Considering that we're dealing with an IPS-based monitor, the black level result is reasonable. It’s helped by the fact that the max white level is lower than other screens. A reduced white level brings the max contrast number down a bit, too.
This is an average figure not only for this group, but for all of the screens we’ve tested in the past year. The best displays exceed 1000 to 1. As we move forward in the tests, we’ll be looking for consistency in contrast at all brightness levels.
We believe 50 cd/m2 is a practical minimum standard for screen brightness. Any lower and you risk eyestrain and fatigue. Some monitors, like the VP2772, measure under that level. We recorded a minimum white level of 39.1023 cd/m2 with the backlight turned all the way down. That's a bit too dim for practical use. Raising the brightness setting to four gets you 50 cd/m2.
Again, the black level is right in the middle of our group, nearly tied with a couple of Dell displays. If you increase the max brightness to 50 cd/m2, it still reads a low .0647 cd/m2. You can achieve extremely low black levels with the dynamic contrast feature, but then you give up detail at the dark end of the scale.
Are you ready for the contrast values?
A result of 769.9 to 1 is just what we’re looking for given the maximum number. While there are displays that offer better contrast, not all of them are as consistent. We're seeing this in more of the newest screens, and the trend pleases us. Just a year ago, most monitors we measured had a definite sweet spot where contrast and other performance metrics were at their best. Now, the VP2772 and a few others deliver their full potential at all brightness levels.
Since we consider 200 cd/m2 to be an ideal point for peak output, we calibrate all of our test monitors to that value. In a room with some ambient light (like an office), this brightness level provides a sharp, punchy image with maximum detail and minimum eye fatigue. It's also the sweet spot for gamma and grayscale tracking, which we'll look at on the next page. In a darkened room, many professionals prefer a 120 cd/m2 calibration.

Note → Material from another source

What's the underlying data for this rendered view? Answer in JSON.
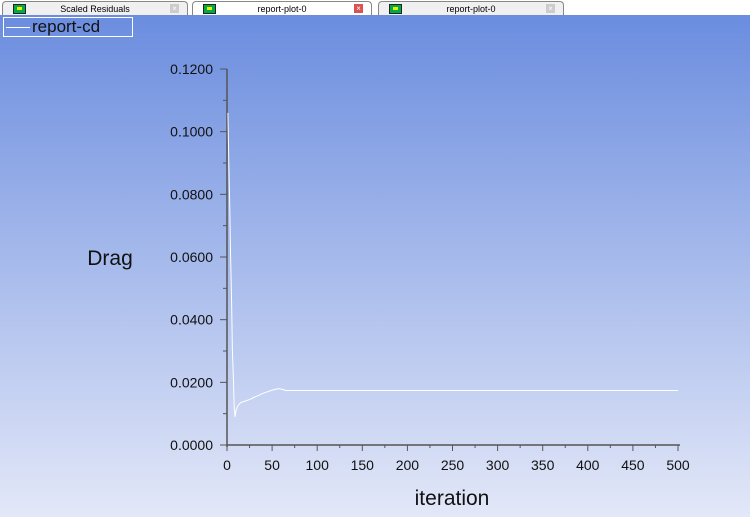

Whichever your preference, it makes little to no difference on the calibrated black level and contrast measurements.
The VP2772 is still right there with the UP2414Q after calibration to 200 cd/m2. You can see all of the screens in the group are quite close together in a range of less than .0856 cd/m2. If you line them all up next to each other, you’d have a hard time telling any difference using just your eyes. As far as black levels go, these screens would all satisfy most folks.
And the following are our final calibrated contrast numbers.

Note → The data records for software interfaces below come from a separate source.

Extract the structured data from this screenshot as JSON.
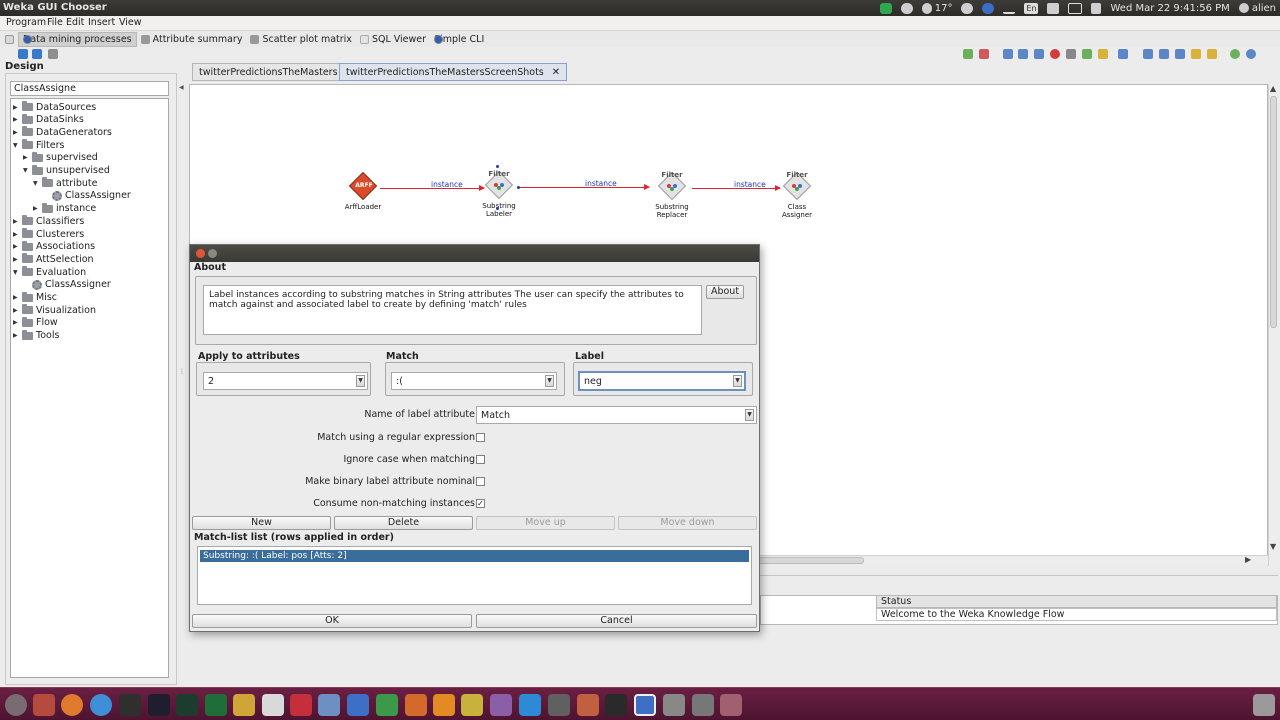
{
  "window": {
    "title": "Weka GUI Chooser"
  },
  "systray": {
    "temperature": "17°",
    "datetime": "Wed Mar 22  9:41:56 PM",
    "user": "alien",
    "lang": "En"
  },
  "menu": [
    "Program",
    "File",
    "Edit",
    "Insert",
    "View"
  ],
  "perspectives": [
    {
      "label": "Data mining processes",
      "selected": true
    },
    {
      "label": "Attribute summary"
    },
    {
      "label": "Scatter plot matrix"
    },
    {
      "label": "SQL Viewer"
    },
    {
      "label": "Simple CLI"
    }
  ],
  "design": {
    "heading": "Design",
    "search_value": "ClassAssigne",
    "tree": [
      {
        "label": "DataSources",
        "indent": 0,
        "type": "folder",
        "toggle": "▶"
      },
      {
        "label": "DataSinks",
        "indent": 0,
        "type": "folder",
        "toggle": "▶"
      },
      {
        "label": "DataGenerators",
        "indent": 0,
        "type": "folder",
        "toggle": "▶"
      },
      {
        "label": "Filters",
        "indent": 0,
        "type": "folder",
        "toggle": "▼"
      },
      {
        "label": "supervised",
        "indent": 1,
        "type": "folder",
        "toggle": "▶"
      },
      {
        "label": "unsupervised",
        "indent": 1,
        "type": "folder",
        "toggle": "▼"
      },
      {
        "label": "attribute",
        "indent": 2,
        "type": "folder",
        "toggle": "▼"
      },
      {
        "label": "ClassAssigner",
        "indent": 3,
        "type": "leaf",
        "toggle": ""
      },
      {
        "label": "instance",
        "indent": 2,
        "type": "folder",
        "toggle": "▶"
      },
      {
        "label": "Classifiers",
        "indent": 0,
        "type": "folder",
        "toggle": "▶"
      },
      {
        "label": "Clusterers",
        "indent": 0,
        "type": "folder",
        "toggle": "▶"
      },
      {
        "label": "Associations",
        "indent": 0,
        "type": "folder",
        "toggle": "▶"
      },
      {
        "label": "AttSelection",
        "indent": 0,
        "type": "folder",
        "toggle": "▶"
      },
      {
        "label": "Evaluation",
        "indent": 0,
        "type": "folder",
        "toggle": "▼"
      },
      {
        "label": "ClassAssigner",
        "indent": 1,
        "type": "leaf",
        "toggle": ""
      },
      {
        "label": "Misc",
        "indent": 0,
        "type": "folder",
        "toggle": "▶"
      },
      {
        "label": "Visualization",
        "indent": 0,
        "type": "folder",
        "toggle": "▶"
      },
      {
        "label": "Flow",
        "indent": 0,
        "type": "folder",
        "toggle": "▶"
      },
      {
        "label": "Tools",
        "indent": 0,
        "type": "folder",
        "toggle": "▶"
      }
    ]
  },
  "tabs": [
    {
      "label": "twitterPredictionsTheMasters",
      "active": false
    },
    {
      "label": "twitterPredictionsTheMastersScreenShots",
      "active": true
    }
  ],
  "flow": {
    "nodes": [
      {
        "name": "ArffLoader",
        "badge": "ARFF"
      },
      {
        "name": "Substring\nLabeler",
        "badge": "Filter"
      },
      {
        "name": "Substring\nReplacer",
        "badge": "Filter"
      },
      {
        "name": "Class\nAssigner",
        "badge": "Filter"
      }
    ],
    "connection_label": "instance"
  },
  "status": {
    "header": "Status",
    "message": "Welcome to the Weka Knowledge Flow"
  },
  "dialog": {
    "about_heading": "About",
    "about_text": "Label instances according to substring matches in String attributes The user can specify the attributes to match against and associated label to create by defining 'match' rules",
    "about_button": "About",
    "apply_label": "Apply to attributes",
    "apply_value": "2",
    "match_label": "Match",
    "match_value": ":(",
    "label_label": "Label",
    "label_value": "neg",
    "name_of_label_attribute_label": "Name of label attribute",
    "name_of_label_attribute_value": "Match",
    "regex_label": "Match using a regular expression",
    "ignore_case_label": "Ignore case when matching",
    "binary_label": "Make binary label attribute nominal",
    "consume_label": "Consume non-matching instances",
    "new_button": "New",
    "delete_button": "Delete",
    "moveup_button": "Move up",
    "movedown_button": "Move down",
    "matchlist_heading": "Match-list list (rows applied in order)",
    "matchlist_row": "Substring: :(    Label: pos  [Atts: 2]",
    "ok_button": "OK",
    "cancel_button": "Cancel"
  }
}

The VP2772’s consistency persists with a calibrated contrast ratio of 778.7 to 1. Out of our last 21 computer monitors tested, this one places thirteenth, which is frankly a below-average result. If you’re looking for high contrast, there are alternatives (though they might not be as consistent). Your best bet is to settle on a maximum output number and see if the screen you’re considering has good contrast at that level.
ANSI Contrast Ratio
Another important measure of contrast is ANSI. To perform this test, a checkerboard pattern of sixteen zero- and 100-percent squares is measured, yielding a somewhat more real-world result than on/off measurements that tests a display’s ability to simultaneously maintain both low black and full white levels, factoring in screen uniformity as well. The average of the eight full-white measurements is divided by the average of the eight full-black measurements to arrive at the ANSI result.
ViewSonic's ANSI result is only a tiny bit lower than the on/off outcome, denoting excellent performance. A monitor selling for more than a grand should be built from quality parts, and the VP2772 definitely is. A properly-made grid polarizer translates to no appreciable light leakage between the darkest and lightest parts of the image.
- ViewSonic VP2772: 27", 2560x1440, 10-Bit Color, And Adobe RGB
- Packaging, Physical Layout, And Accessories
- OSD Setup And Calibration Of The ViewSonic VP2772
- Measurement And Calibration Methodology: How We Test
- Results: Brightness And Contrast
- Results: Grayscale Tracking And Gamma Response
- Results: Color Gamut And Performance
- Results: Viewing Angles And Uniformity
- Results: Pixel Response And Input Lag
- A Pro Monitor That Delivers The Last One-Percent